• [What you will do]
Consider the material that follows. How many of its lines contain "bedding"? Reply with the number alone.

• [Provided information]
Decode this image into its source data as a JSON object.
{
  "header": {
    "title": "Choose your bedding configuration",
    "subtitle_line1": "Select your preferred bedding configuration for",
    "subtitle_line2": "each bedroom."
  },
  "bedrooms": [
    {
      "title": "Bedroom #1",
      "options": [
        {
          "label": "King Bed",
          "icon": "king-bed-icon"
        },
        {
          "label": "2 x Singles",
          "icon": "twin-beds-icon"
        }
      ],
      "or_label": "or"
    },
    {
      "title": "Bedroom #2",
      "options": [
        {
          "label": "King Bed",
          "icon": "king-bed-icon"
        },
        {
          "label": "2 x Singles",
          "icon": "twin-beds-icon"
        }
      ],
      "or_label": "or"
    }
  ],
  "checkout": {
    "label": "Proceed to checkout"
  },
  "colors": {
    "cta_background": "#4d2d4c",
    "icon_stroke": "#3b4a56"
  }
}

• [Output for this exercise]
2